---------- EXTRACTED INFORMATION

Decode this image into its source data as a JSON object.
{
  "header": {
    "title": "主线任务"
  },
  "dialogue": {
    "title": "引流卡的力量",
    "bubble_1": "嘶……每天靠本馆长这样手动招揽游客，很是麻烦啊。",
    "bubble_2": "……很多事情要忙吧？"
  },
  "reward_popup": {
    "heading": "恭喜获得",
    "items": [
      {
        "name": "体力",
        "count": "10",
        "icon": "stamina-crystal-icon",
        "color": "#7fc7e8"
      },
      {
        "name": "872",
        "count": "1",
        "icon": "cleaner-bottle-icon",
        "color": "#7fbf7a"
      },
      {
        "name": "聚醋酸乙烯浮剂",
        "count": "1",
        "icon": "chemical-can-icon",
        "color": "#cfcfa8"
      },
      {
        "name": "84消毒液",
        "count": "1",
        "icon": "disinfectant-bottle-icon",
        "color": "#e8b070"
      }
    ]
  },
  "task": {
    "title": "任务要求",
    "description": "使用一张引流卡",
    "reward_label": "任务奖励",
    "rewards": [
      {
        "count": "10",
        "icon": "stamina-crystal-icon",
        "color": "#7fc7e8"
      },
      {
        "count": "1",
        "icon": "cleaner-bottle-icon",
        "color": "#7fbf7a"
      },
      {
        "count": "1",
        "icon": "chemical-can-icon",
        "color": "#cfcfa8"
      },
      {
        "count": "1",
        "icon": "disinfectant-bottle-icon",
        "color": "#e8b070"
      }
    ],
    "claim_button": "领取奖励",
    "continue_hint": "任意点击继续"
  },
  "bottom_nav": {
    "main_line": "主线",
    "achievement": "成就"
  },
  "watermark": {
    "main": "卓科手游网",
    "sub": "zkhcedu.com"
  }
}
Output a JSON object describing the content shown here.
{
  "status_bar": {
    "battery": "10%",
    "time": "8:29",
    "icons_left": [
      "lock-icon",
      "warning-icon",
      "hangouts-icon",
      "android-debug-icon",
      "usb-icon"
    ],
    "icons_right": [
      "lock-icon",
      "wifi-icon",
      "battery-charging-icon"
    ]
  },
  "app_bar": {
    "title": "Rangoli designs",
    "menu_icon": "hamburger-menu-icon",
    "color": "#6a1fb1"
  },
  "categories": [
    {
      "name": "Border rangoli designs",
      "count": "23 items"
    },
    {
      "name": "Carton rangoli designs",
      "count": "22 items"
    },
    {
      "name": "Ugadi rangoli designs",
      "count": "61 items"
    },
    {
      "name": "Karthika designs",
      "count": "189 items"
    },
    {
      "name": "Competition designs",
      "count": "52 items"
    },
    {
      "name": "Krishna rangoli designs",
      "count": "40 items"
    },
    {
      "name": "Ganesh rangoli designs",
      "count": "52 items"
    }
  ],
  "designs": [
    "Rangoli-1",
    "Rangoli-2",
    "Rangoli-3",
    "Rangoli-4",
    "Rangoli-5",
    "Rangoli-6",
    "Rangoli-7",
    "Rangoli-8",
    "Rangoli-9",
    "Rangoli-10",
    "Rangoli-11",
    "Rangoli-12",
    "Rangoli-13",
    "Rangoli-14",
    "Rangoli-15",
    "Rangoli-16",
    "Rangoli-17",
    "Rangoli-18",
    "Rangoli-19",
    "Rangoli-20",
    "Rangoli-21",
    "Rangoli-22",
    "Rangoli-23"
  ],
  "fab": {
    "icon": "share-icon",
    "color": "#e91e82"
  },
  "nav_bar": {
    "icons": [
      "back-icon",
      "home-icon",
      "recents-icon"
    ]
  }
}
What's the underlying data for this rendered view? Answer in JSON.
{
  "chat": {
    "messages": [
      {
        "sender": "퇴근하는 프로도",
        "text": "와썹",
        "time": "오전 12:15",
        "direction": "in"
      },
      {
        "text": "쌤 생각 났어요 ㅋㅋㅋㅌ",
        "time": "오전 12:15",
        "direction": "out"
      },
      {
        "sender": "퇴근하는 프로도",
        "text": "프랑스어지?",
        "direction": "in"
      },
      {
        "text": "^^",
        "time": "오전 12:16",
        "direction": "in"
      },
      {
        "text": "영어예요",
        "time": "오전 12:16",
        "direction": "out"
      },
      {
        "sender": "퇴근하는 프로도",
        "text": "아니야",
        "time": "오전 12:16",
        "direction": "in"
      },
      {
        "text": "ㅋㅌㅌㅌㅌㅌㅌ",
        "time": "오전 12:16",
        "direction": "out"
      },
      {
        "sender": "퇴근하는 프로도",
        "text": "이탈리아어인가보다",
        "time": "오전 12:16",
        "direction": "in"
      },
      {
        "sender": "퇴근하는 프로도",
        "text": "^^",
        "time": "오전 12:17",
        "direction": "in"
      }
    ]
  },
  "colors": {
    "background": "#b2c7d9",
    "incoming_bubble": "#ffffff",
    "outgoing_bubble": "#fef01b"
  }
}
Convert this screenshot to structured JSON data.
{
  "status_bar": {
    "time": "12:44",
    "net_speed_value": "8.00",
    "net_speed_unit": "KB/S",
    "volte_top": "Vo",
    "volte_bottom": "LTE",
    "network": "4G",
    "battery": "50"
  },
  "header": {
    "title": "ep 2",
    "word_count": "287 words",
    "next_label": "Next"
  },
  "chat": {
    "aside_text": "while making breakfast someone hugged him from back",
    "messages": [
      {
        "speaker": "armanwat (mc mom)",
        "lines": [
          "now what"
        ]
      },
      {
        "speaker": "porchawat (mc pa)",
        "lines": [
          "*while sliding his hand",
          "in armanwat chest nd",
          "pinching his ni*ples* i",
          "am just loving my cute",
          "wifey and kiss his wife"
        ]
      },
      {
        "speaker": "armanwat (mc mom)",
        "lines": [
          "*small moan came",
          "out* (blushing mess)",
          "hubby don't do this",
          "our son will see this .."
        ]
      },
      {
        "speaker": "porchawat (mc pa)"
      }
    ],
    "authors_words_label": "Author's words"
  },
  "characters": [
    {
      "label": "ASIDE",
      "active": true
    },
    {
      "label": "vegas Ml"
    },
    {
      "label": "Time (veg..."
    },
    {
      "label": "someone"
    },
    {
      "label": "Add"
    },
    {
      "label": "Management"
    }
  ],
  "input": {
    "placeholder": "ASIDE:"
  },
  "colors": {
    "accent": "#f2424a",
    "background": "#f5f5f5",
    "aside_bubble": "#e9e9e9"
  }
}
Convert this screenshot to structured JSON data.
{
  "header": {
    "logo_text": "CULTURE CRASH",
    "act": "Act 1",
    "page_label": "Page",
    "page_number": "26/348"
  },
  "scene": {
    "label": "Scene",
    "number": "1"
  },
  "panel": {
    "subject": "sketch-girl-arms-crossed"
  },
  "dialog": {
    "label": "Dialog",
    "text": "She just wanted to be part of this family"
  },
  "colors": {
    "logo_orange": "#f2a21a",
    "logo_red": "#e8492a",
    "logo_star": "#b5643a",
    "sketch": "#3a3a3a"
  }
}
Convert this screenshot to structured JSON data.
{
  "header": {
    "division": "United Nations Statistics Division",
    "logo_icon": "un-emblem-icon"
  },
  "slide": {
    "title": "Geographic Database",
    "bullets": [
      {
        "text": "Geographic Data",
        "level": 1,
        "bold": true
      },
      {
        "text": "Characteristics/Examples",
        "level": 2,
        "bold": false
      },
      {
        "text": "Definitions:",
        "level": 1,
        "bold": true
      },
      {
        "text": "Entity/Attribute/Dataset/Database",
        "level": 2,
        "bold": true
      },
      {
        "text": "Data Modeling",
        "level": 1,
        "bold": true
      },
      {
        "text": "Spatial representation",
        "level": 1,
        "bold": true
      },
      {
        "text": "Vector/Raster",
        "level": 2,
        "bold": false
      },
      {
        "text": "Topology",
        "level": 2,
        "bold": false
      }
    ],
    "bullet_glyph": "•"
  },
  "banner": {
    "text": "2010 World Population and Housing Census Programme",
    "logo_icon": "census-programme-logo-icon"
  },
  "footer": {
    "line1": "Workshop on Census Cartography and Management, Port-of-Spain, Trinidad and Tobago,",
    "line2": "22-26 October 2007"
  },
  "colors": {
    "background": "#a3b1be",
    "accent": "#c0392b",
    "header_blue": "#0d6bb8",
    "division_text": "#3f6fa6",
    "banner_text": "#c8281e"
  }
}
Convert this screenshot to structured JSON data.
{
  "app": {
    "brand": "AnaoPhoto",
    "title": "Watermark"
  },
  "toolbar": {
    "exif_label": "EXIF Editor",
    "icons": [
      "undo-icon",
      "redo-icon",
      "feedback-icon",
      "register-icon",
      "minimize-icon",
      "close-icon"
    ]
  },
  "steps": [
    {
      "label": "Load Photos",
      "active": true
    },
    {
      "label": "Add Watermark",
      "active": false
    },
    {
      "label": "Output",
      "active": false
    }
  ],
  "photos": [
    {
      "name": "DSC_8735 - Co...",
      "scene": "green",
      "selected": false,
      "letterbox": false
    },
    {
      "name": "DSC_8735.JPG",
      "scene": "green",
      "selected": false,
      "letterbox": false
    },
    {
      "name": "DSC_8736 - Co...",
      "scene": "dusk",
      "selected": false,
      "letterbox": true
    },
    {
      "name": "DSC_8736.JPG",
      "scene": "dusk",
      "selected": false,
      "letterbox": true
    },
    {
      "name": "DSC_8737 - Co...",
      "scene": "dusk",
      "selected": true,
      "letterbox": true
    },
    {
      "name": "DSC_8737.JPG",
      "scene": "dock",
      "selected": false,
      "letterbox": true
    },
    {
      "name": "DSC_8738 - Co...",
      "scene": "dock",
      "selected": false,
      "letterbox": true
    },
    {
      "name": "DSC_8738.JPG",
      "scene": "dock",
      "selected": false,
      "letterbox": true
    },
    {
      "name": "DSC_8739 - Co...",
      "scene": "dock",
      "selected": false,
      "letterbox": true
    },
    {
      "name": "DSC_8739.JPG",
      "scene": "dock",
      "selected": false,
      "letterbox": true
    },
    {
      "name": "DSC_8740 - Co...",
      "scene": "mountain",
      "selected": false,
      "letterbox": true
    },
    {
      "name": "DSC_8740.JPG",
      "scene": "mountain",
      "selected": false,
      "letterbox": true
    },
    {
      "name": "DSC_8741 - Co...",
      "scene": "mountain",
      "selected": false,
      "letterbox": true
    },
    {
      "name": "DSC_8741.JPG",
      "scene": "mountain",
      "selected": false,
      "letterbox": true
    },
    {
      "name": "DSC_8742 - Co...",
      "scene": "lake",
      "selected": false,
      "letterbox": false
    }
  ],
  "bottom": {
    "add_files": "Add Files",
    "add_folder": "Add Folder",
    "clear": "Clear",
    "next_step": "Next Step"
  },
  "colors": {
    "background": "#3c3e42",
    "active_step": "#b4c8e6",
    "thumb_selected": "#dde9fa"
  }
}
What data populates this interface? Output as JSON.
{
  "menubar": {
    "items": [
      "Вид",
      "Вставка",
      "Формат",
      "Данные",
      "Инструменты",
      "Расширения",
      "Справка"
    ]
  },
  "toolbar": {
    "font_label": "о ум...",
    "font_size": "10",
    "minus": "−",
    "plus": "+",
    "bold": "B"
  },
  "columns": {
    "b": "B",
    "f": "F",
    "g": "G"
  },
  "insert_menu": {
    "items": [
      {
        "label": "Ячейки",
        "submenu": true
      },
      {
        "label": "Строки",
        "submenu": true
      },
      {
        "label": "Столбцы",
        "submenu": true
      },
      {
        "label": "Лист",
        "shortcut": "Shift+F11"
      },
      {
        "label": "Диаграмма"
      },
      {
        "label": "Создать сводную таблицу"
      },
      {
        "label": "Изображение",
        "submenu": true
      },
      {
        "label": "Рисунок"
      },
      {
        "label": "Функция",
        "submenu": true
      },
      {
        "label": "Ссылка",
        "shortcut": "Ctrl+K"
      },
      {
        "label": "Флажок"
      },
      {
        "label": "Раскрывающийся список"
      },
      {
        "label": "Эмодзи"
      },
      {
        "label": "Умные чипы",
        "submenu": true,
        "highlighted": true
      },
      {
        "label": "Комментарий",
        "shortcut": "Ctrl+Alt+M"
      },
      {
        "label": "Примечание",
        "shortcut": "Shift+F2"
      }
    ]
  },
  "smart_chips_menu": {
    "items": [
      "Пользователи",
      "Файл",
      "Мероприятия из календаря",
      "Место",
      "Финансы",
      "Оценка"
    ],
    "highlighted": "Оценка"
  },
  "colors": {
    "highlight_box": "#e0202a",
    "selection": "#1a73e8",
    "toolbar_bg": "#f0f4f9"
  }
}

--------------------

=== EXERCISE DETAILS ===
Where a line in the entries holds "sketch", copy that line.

=== TASK RESULT ===
    "subject": "sketch-girl-arms-crossed"
    "sketch": "#3a3a3a"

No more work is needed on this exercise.